With the dating of the rocks taken from Apollo 11’s landing site, scientists then knew the age of that patch of the lunar surface. Rocks from the other five Apollo landings set the ages of those corresponding regions, which then correlated with the different numbers of craters in each place.
The calibrated crater counts are now used to determine ages of bodies throughout the inner solar system.
The dating record still contains a huge two-billion-year gap, from one billion years ago to three billion years ago, because all of the Apollo missions touched down on older swaths of the moon. Scientists have tried to extrapolate the ages of younger regions, but different guesses provide a wide range of age estimates.
“Which is the correct chronology?” David Draper, NASA’s deputy chief scientist, asked. “That part of the curve is unconstrained. We desperately need new samples.”
Dr. Draper is part of a team that has proposed a small robotic mission called the Inner Solar System Chronology, or Isochron, which would grab five ounces of rock from a younger, smoother part of the moon and whisk it back to Earth, where scientists would determine the age of the sample.
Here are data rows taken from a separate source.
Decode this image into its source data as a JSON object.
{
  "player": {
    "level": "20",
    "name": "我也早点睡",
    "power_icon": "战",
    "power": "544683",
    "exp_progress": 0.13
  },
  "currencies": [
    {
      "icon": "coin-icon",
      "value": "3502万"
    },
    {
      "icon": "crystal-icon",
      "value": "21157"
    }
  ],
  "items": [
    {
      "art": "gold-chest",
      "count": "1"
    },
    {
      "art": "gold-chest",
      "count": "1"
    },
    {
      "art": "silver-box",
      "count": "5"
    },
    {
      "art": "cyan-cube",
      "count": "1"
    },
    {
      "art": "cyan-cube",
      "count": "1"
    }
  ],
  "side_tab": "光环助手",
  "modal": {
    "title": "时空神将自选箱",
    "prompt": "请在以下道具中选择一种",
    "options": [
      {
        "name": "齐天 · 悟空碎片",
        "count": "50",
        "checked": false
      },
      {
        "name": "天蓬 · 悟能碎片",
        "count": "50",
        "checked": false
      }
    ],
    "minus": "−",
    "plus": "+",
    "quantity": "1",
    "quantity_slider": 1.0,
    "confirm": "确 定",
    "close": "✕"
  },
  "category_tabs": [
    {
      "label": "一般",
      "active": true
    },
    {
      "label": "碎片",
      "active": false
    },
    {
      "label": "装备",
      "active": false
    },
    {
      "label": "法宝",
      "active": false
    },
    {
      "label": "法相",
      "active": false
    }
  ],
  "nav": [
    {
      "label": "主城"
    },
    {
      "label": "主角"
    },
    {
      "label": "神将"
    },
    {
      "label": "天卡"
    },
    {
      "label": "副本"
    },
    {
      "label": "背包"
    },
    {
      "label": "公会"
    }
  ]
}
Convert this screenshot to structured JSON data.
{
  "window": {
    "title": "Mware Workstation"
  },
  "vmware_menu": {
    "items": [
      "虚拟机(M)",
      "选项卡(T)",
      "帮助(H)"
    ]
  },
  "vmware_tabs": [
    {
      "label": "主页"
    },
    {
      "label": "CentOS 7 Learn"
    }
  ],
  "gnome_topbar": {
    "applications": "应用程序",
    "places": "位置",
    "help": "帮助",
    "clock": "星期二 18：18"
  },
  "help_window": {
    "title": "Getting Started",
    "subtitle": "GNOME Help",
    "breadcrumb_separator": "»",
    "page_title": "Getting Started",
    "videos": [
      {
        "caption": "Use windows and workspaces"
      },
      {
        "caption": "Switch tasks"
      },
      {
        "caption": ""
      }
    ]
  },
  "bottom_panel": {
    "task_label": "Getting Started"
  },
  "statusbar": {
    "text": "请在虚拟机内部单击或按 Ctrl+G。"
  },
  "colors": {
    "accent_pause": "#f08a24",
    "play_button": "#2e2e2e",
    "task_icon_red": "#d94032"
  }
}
Future robotic explorers may one day accomplish much more on the lunar surface than Armstrong could in 1969 with his space-suited hands holding a sampling stick.
But it took the humanity in that test pilot who moonlighted as a field geologist to pause from his collecting and take in the lunar landscape.
“It has a stark beauty all its own,” Armstrong said not long after taking his first steps on the moon. “It’s like much of the high desert of the United States. It’s different, but it’s very pretty out here.”